24

1. Let X be an R.V. that is a linear combination (with known, fixed coefficients \alpha_k) of twenty N(0,1) deviates. That is, . How can you most simply form a t-value-squared (that is, something distributed as ? For some particular choice of \alpha_k's (random is ok), generate a sample of x's, plot their histogram, and show that it agrees with .

Since , then and The t-statistic is thus: Code here:

import numpy as np
import scipy.stats as sc
import matplotlib.pyplot as plt
from math import *

a_k = np.random.uniform(-1, 1.,20)
variance = np.sum(np.power(a_k,2))

def X():
T_k = np.random.normal(size=20)
X = np.sum(a_k*T_k)
return X

chi = []
for i in range(0,10000):
chi.append((X()**2)/variance)

def chiSquare(x, k):
return (x**((k/2.)-1.)*np.exp(-x/2.))/((2**(k/2.)*gamma(k/2.)))

x = np.arange(0,100,.01)
plt.hist(chi, bins = 1000, normed=True)
plt.plot(x,chiSquare(x,1),'r')
plt.xlabel("t^2")
plt.ylabel("p(t^2)")
plt.axis([0,6,0,1])
plt.show()


2. From some matrix of known coefficients with and , generate 100 R.V.s where . In other words, you are expanding 20 i.i.d. into 100 R.V.'s. Form a sum of 100 t-values-squareds obtained from these variables and demonstrate numerically by repeated sampling that it is distributed as ? What is the value of \nu? Use enough samples so that you could distinguish between and .

From the description given, the following represents the chi-squared for each trial run ( for a linear combination of normals):  It is not possible for this statistic to have a distribution representative of chi-squared with any degree of freedom because the individual t values (each i) are dependent on each other, because each t value uses the same 20 . Plot below:

However, if each i uses a different set of N(0,1), then each would not be dependent on each other.

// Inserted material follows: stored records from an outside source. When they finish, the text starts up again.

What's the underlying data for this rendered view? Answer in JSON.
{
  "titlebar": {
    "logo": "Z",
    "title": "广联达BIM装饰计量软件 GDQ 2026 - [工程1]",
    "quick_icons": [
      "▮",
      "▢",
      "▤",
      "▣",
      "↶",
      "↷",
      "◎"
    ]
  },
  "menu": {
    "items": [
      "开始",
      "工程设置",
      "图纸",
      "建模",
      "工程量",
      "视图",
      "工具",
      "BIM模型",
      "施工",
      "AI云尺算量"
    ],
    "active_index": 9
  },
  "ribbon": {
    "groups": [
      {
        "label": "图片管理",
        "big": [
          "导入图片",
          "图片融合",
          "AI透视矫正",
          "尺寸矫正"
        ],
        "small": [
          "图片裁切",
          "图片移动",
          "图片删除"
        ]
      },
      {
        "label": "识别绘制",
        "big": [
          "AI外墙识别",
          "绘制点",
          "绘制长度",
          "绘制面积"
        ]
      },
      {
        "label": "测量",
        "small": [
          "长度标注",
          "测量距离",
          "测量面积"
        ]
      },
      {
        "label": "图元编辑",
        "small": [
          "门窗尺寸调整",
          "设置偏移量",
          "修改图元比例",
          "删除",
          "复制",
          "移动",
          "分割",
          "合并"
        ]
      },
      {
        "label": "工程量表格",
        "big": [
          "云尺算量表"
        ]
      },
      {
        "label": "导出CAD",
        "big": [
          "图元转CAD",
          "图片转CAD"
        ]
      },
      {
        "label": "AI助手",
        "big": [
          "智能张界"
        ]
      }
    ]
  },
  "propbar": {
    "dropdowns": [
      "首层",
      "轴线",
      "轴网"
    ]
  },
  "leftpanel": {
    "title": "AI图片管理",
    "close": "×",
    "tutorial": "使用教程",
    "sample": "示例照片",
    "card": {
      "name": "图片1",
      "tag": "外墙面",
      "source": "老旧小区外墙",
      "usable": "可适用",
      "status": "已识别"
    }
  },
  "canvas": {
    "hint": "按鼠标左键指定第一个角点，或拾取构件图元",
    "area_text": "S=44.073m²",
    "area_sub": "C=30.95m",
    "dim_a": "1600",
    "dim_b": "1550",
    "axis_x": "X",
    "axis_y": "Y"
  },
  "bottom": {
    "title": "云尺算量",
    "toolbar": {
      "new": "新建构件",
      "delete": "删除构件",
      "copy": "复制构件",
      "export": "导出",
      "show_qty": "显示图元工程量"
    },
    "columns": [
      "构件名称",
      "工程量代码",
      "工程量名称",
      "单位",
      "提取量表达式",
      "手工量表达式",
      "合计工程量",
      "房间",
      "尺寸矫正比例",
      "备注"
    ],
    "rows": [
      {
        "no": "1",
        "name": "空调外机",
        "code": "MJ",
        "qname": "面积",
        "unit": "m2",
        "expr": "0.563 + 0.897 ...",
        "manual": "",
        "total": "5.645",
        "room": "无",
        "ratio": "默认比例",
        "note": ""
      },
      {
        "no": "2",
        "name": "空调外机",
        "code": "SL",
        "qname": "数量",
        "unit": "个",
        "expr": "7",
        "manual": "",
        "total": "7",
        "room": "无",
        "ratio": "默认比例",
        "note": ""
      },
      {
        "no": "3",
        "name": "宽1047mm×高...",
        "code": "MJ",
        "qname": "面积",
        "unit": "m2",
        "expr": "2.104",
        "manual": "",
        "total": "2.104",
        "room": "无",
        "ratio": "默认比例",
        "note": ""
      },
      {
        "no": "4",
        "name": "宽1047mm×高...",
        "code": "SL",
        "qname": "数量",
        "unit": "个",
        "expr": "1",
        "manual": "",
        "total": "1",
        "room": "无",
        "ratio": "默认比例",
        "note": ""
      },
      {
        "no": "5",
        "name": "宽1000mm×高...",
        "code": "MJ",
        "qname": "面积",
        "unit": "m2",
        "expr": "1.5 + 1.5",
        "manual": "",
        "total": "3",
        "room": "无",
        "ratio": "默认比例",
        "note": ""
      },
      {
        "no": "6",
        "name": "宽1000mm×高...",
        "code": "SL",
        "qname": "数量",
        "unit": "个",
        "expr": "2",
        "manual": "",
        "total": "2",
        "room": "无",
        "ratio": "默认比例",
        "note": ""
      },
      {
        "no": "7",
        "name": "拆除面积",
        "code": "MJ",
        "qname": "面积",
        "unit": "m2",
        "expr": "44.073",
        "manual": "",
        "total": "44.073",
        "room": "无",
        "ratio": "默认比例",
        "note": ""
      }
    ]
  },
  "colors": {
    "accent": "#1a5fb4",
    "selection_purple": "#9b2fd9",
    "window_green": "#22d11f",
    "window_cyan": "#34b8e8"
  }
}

Since there are 100 trials and no parameters, the resulting chi-square should be distributed as chi-square(100). This is detectable from chi-square(99):

code below:

import numpy as np
import scipy.stats as sc
import matplotlib.pyplot as plt
from math import *

a_k = np.random.uniform(-1., 1.,2000).reshape(100,20)
variance = np.sum(np.power(a_k,2),axis = 1)

def X():
#obtains x_i
T_k = np.random.normal(size=20)
x = np.sum(a_k*T_k, axis = 1)
#evaulates ti^2
t_i_squared = np.power(x,2)/variance
#obtained chi-squared value
X_squared = t_i_squared.sum()
return X_squared

def X_altered():
#obtains x_i
T_k = np.random.normal(size=(100,20))
x = np.sum(a_k*T_k, axis = 1)
#evaulates ti^2
t_i_squared = np.power(x,2)/variance
#obtained chi-squared value
X_squared = t_i_squared.sum()
return X_squared


chi = []
for i in range(0,100000):
chi.append(X())

def chiSquare(x, k):
return (x**((k/2.)-1.)*np.exp(-x/2.))/((2**(k/2.)*gamma(k/2.)))

x = np.arange(0,200,.1)
plt.hist(chi, bins = 1000, normed=True)
plt.plot(x,chiSquare(x,100),'r', label="chisquare(100)")
plt.plot(x,chiSquare(x,99),'b', label="chisquare(99)")
plt.legend()
plt.xlabel("t^2")
plt.ylabel("p(t^2)")
plt.show()


3. Reproduce the table of critical values shown in slide 7. Hint: Go back to segment 21 and listen to the exposition of slide 7. (My solution is 3 lines in Mathematica.)